Starting from such a perspective, this author develops the tale in several directions that are integrated around the tragic vision in which the destiny of the entire people and their main hero are fulfilled in relatively true cyclic intervals. In this hero we can recognize Marko Kraljevic, which is very interesting for the context of which I am speaking.

Kraljevic, Boban Knezevic’s hero, will, against all expectations, turn from a weakling into a great hero the moment when destiny hands him the role of “signing a contract” with a warrior-sorcerer who constantly comes back to life and returns all the more terrible and evil. The warrior-sorcerer is, in fact, a curse thrown upon the Serbian people because of their sins, and Knezevic’s hero, disclosing taboos and reaching to the very bottom of national oral heritage, can fulfill his destiny only by neutralizing its stigma – the warrior-sorcerer. The complexity of the situation in which the hero and narrator of Knezevic’s novel found himself is enhanced by the fact that he received his strength from the warrior-sorcerer and that – by classical epic key – he can conquer the warrior-sorcerer only if he returns his strength to its source. Knezevic’s hero conquers more himself than the warrior-sorcerer, because this is the only way for him to be at peace with himself, and the narrator sees peace with himself in the breaking of the “contract” with the curse and doing for the greater good: “I once sold out my own people for my own good. God will probably not forgive me for this, but if I do it again, none will forgive me”.
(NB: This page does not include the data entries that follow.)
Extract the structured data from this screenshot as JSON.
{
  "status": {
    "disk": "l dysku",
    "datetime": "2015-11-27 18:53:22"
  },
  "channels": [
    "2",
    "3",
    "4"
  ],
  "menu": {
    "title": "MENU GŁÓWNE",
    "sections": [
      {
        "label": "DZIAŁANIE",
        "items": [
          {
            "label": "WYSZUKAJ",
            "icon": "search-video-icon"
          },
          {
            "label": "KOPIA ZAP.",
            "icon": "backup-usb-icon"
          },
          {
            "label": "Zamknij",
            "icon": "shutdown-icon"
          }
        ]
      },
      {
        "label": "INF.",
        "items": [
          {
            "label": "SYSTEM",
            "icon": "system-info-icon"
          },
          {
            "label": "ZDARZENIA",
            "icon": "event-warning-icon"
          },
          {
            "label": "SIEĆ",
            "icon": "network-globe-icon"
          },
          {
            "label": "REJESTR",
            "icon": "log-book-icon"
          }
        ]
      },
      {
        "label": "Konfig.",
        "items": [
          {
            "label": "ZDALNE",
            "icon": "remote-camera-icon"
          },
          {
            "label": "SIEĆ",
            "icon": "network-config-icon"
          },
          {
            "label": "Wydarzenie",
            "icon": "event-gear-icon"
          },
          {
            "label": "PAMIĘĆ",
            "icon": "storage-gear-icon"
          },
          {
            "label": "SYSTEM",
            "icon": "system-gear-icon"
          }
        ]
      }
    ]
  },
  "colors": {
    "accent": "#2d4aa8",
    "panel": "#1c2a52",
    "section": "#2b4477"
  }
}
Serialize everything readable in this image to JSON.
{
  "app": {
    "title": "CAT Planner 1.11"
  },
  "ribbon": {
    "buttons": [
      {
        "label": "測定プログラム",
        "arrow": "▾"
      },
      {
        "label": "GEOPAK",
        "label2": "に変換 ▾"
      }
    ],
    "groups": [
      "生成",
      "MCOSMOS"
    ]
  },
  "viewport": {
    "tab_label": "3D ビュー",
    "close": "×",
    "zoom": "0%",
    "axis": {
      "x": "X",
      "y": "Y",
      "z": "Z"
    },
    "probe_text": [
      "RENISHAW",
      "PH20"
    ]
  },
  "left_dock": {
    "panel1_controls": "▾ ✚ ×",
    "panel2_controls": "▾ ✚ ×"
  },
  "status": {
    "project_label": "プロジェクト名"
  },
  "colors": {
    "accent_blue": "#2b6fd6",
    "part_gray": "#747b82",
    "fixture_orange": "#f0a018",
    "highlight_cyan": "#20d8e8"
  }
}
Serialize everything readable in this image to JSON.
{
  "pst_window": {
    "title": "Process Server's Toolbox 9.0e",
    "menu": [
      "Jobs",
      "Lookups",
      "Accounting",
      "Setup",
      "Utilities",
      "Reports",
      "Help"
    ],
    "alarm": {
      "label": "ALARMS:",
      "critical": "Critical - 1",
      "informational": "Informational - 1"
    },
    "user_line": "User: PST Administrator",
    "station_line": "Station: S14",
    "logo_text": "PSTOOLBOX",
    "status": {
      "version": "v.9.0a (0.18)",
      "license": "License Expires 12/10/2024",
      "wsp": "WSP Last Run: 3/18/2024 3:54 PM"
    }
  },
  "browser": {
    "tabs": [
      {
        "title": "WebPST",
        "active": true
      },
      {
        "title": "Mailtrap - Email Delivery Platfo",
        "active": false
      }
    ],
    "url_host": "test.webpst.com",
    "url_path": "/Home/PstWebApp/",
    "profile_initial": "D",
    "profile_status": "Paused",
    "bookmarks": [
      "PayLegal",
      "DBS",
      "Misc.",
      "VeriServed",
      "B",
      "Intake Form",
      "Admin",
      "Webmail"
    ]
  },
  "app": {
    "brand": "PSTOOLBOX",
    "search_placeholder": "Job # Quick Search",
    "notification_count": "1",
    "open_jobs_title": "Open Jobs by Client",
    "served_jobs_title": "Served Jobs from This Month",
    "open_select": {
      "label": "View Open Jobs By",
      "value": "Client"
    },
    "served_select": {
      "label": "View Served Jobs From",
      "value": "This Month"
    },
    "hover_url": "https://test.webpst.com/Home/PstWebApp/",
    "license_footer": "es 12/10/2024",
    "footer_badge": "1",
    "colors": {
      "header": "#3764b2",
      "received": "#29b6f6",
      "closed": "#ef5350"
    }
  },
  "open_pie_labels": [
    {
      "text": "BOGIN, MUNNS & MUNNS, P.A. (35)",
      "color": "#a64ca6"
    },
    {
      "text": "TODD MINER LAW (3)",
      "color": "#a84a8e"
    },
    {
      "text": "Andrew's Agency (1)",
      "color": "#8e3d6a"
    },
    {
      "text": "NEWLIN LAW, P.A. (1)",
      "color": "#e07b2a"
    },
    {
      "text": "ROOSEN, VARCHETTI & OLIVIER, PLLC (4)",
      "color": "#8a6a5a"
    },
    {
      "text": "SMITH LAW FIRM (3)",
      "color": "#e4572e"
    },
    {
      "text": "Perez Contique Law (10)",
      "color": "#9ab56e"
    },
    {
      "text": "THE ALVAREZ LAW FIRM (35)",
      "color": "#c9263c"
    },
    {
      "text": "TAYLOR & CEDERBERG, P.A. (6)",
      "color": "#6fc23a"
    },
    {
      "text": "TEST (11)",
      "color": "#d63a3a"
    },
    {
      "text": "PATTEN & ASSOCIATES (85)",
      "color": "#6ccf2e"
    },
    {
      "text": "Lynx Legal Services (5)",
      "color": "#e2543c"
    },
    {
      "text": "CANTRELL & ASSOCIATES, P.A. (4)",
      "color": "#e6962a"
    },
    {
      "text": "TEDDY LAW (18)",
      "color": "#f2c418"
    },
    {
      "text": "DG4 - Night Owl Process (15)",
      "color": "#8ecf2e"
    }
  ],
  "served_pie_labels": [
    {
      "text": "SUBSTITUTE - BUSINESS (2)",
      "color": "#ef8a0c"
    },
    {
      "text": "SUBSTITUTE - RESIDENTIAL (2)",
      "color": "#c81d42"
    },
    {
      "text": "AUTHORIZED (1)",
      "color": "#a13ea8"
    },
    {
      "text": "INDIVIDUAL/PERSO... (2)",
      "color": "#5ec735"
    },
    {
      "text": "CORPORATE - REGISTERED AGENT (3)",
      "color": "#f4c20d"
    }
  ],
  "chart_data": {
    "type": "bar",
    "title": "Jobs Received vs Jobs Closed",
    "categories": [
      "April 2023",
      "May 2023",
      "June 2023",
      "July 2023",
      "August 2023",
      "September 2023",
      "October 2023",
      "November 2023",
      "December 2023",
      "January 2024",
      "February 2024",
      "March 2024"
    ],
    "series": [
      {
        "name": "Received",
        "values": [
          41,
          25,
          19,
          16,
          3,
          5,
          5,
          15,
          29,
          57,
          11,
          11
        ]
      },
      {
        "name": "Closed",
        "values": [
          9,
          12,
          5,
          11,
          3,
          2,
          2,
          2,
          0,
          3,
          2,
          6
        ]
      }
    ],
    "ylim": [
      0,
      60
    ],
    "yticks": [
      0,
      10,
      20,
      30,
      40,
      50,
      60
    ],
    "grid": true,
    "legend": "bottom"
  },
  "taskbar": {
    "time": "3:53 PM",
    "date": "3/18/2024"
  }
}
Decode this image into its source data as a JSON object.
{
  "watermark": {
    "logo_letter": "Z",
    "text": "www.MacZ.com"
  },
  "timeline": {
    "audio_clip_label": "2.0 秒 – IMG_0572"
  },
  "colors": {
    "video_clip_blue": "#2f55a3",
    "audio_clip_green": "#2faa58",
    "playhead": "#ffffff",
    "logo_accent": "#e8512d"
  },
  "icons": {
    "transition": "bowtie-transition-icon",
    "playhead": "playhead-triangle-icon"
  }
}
The sense of sacrifice, so close to the epic sensibility, appears therefore as one of the more important semantic markings of Knezevic’s epic fantasy. In that sense, we should also mention the specific epic vitalism, building personal acts into the collective picture of the people or mythological layer as initiator of individual gestures, but also the use of stereotype numbers and typical epic formulae on a formal level. Knezevic is even willing to take over some elements from the epic lingual register, although a lot more could have been done in that field.

The author of Black Blossom will treat his readers to interesting composition and stylistic scrupulousness. Knezevic’s narration begins from the very central point so that the plot flows parallel towards both the beginning and the end. Progressing towards the end of the story, we are going towards the beginning. With such post-modernistic interventions in the composition of the novel Knezevic added to it dynamics. At the same time, in this manner the author demands a more dedicated reader – the kind of reader that will be in the epicenter of the story regardless of the direction that the story is progressing in. The chapters of the novel alternate according to the logic of a rather self-conscious narrating mind, so that the end of the story is located next to the beginning, which gives the epic dimension of Knezevic’s fairytale and fantasy story greater depth. •


© 2004 Project Rastko, TPA Janus & individual copyright owners